Week ending 09 February 2019: American favourites and local stars

Just six tunes in this week’s Cosmic Jazz, but what power they present! Cosmic Jazz often focuses on new European jazz – including recent releases from Poland and the UK jazz scene – but this week is a mostly American show, beginning with an Art Blakey stormer from 1973, featuring Woody Shaw on trumpet and Cedar Walton on piano.

Like many jazz artists in the 1970s, saxophonist Harold Land updated his sound to include more funky elements like the Fender Rhodes electric piano – but his music never suffered as a result. Black Caucus is tough, driving music – all enhanced by powerful playing from Bobby Hutcherson on vibes and marimba and Harold Land Jnr. on keyboards.

In contrast, Keith Jarrett was noted for something of a crusade against electricity, starting with his wonderful ECM solo piano recordings and continuing with his Standards Trio. Together for 35 years, Jarrett, Peacock and deJohnette recorded Autumn Leaves several times, both live and in the studio. Many of the stand-out versions include an extended Jarrett vamp as a coda – and this take is no exception. Recorded live in 1998 after Jarrett was recovering from a two year silence as result of chronic fatigue syndrome (hence the antediluvian album title) the music is as gloriously invigorating as you could expect. Jarrett is newly energised – and  nowhere morethan on this 13 minute version of the Kosma and Mercer classic. If you like this, then search out either of the two other epic versions recorded by Jarrett – the first monster 26 minute version on the 6CD Live at the Blue Note set and the second on the Trio’s Up For It (recorded live at Juan les Pins). For fun, watch this visual transcription as the Trio plays Japan in 1996.

Stanley Cowell’s Trying To Find a Way from 1978’s New World album has a bit of an all star line up – Eddie Henderson on trumpet, Pat Patrick (long time member of Sun Ra’s Arkestra) on reeds, Cecil McBee on bass and the great Roy Haynes on drums.
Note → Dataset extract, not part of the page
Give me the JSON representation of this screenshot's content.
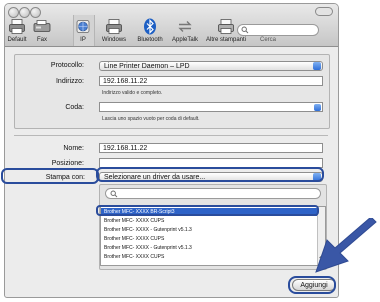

The whole set is a delight and the album includes a beautiful take on Duke Ellington’s Come Sunday.

Saxophonist John Stubblefield doesn’t have a very high profile in jazz and there are few records under his own name. This one (Confessin’) for the Italian Soul Note label is certainly worth exploring, especially as it includes fine piano from Mulgrew Miller. If you can find it, check out the whole album or treat yourself to this excellent compilation of Black Saint and Soul Note tracks from the If… label, compiled by the always reliable Jean Claude.

We ended this week’s CJ with music from young British lions (and a lioness). The Ezra Collective has been at the forefront of the contemporary jazz scene in the UK and their take on I Have a God with Zara McFarlane on vocals was a great way to close the show. After two excellent EPs, their first full length album You Can’t Steal My Joy releases on 26 April. Watch this space!

  1. Art Blakey – Anthenagin from Anthenagin
  2. Harold Land – Black Caucus from Choma (Burn)
  3. Keith Jarrett Trio – Autumn Leaves from After the Fall
  4. Stanley Cowell – Trying to Find a Way from New World
  5. John Stubblefield – Confessin’ from Confessin’/You Need This!: Black Saint and Soul Note (1975-1985)
  6. Ezra Collective feat. Zara McFarlane – I Have a God from Chapter 7

Neil is listening to…

Leave a Reply

Your email address will not be published.